Find the string "chevron" in the entries and copy each line that has it.

• [Exercise inputs]
▼▼▼

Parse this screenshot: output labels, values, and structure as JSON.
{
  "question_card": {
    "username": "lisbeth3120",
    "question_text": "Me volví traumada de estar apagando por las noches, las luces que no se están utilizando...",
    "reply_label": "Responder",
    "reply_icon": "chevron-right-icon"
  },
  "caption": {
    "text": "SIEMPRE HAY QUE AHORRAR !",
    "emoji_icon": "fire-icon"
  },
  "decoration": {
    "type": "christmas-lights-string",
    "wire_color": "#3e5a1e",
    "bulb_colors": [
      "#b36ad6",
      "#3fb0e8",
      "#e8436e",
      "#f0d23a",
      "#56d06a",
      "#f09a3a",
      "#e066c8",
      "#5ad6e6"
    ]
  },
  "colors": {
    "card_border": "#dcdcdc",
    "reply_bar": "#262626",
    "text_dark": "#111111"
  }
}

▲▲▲
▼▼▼

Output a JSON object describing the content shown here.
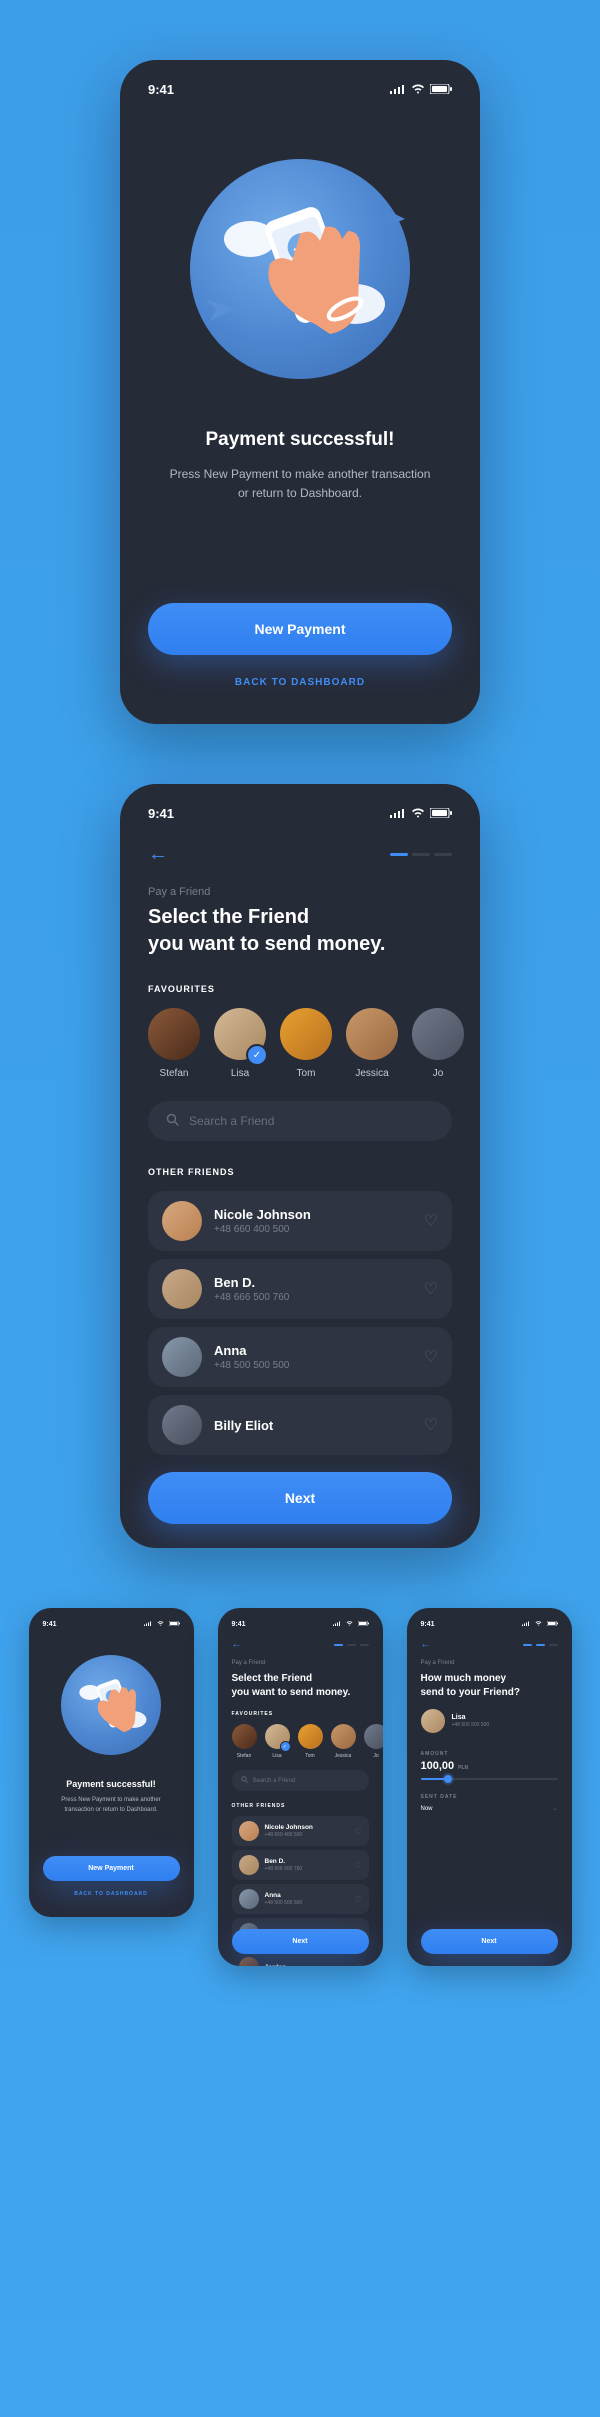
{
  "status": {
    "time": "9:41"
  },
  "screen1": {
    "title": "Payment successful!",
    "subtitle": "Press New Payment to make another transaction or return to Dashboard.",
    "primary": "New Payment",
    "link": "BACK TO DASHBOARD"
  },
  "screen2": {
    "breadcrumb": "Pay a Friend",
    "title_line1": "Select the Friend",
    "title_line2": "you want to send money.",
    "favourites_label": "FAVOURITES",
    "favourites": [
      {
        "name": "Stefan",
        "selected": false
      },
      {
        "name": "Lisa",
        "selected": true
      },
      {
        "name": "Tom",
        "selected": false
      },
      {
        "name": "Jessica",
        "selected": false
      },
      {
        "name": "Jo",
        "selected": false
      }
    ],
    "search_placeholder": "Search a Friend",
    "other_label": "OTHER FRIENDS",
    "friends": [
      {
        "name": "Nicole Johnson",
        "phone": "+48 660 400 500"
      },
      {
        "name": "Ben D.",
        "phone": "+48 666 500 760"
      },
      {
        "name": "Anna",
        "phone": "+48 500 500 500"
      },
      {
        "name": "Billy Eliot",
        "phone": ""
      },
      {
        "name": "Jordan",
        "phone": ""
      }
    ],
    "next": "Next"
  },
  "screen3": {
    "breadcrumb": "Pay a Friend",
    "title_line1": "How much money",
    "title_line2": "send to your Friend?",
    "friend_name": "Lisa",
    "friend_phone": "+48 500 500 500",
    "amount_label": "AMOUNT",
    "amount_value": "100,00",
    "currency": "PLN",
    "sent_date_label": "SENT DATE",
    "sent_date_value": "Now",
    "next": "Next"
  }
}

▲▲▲
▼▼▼

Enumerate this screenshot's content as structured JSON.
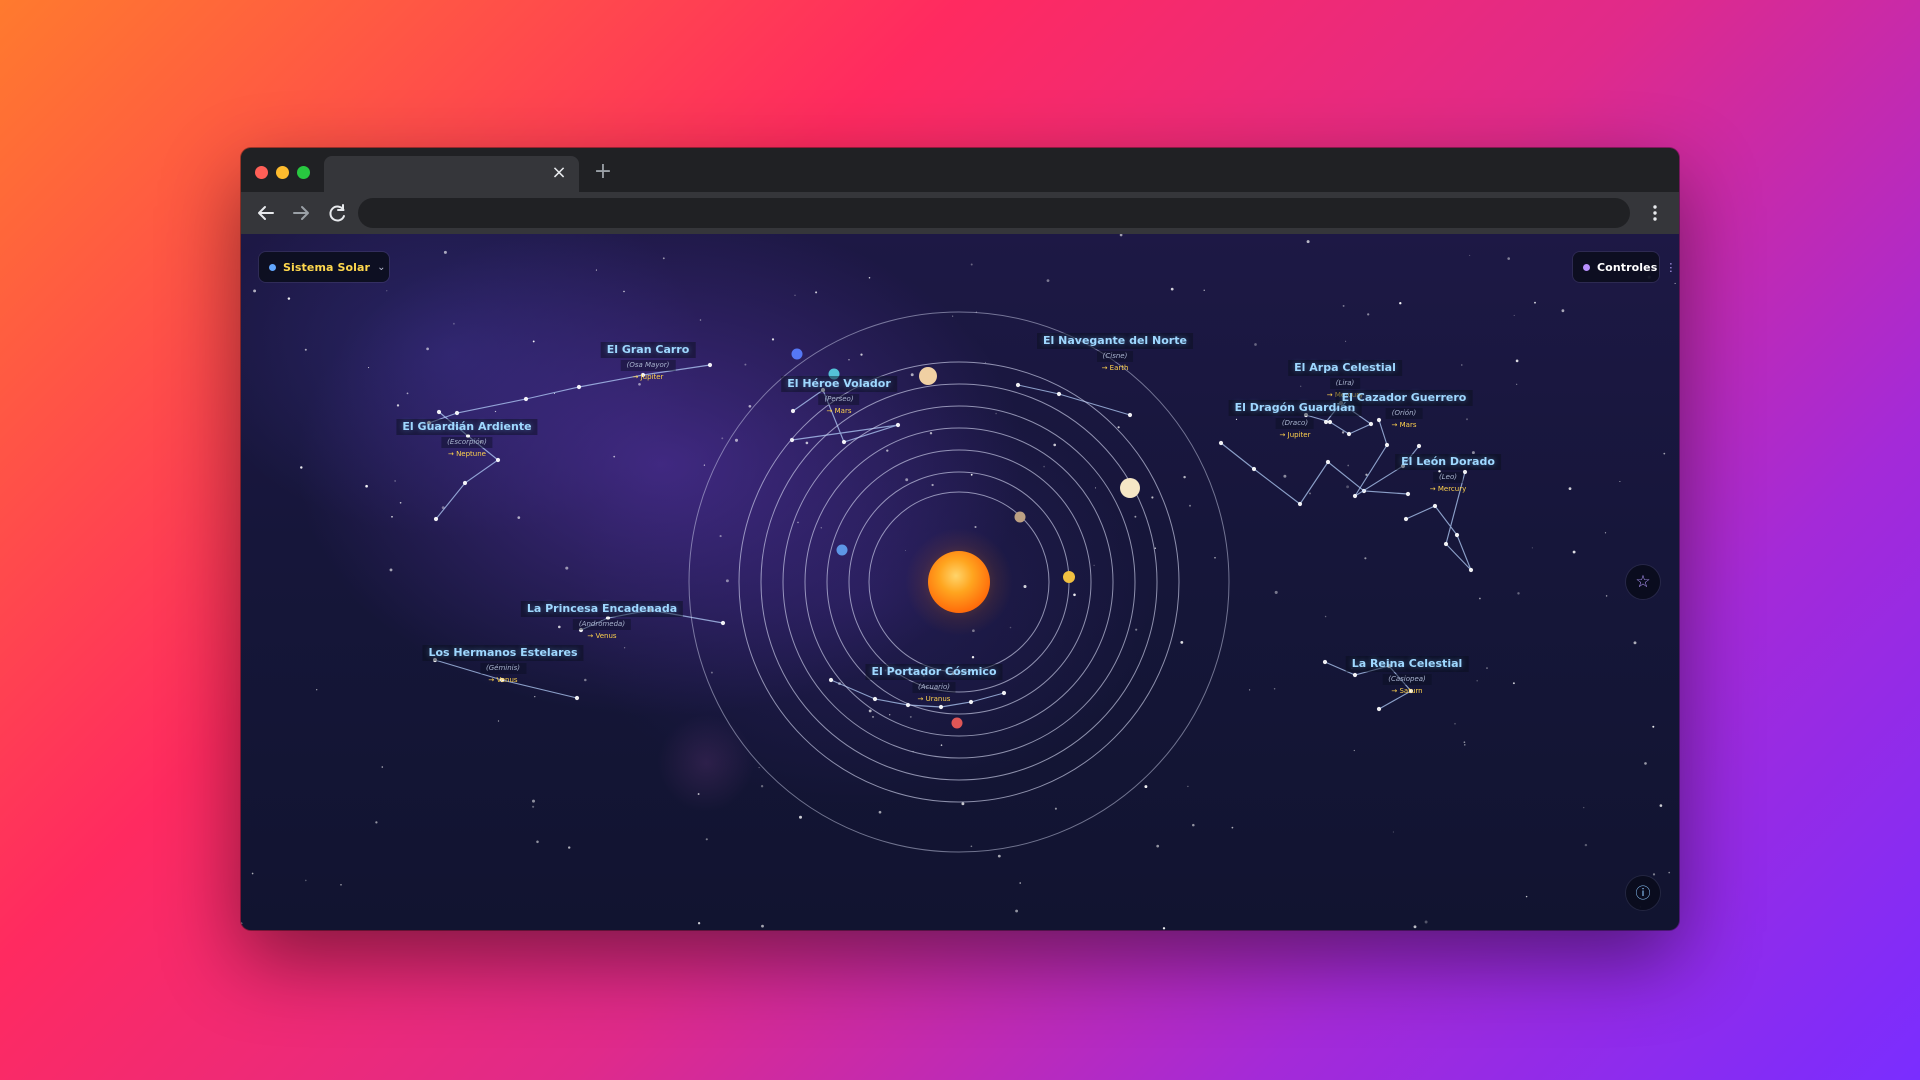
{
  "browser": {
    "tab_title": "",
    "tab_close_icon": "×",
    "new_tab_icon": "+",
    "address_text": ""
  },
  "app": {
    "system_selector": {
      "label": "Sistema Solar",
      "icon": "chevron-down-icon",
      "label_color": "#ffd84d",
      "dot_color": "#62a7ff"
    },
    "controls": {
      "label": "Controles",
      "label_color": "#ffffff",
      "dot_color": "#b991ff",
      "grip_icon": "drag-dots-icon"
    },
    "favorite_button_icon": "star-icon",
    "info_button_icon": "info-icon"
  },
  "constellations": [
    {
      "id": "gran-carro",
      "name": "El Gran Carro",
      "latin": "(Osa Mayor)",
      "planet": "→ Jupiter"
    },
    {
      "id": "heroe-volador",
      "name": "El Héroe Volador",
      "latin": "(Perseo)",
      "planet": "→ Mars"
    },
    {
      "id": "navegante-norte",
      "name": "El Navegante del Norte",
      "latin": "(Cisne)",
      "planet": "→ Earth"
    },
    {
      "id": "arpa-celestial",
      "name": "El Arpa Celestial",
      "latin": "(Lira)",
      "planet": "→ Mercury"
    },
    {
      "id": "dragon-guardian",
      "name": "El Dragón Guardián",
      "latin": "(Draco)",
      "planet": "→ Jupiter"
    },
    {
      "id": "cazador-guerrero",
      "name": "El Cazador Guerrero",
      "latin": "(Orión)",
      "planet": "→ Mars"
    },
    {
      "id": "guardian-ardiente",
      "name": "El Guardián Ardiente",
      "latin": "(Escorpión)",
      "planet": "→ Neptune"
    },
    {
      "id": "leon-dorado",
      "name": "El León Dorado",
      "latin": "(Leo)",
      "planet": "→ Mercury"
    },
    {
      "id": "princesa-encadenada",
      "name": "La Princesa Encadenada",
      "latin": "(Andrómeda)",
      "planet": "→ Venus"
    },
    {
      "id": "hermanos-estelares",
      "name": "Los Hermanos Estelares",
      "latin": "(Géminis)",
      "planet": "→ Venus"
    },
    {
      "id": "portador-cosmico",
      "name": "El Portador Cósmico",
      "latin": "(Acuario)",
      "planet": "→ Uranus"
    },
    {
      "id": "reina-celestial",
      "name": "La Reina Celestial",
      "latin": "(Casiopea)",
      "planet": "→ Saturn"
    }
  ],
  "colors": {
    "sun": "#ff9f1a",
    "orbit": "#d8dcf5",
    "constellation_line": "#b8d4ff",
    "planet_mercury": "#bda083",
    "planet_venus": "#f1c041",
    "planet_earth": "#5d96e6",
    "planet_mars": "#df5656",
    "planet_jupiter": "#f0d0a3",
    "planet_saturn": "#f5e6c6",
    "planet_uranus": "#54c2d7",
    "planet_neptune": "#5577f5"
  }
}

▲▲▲

• [Answer space]
    "reply_icon": "chevron-right-icon"
      "icon": "chevron-down-icon",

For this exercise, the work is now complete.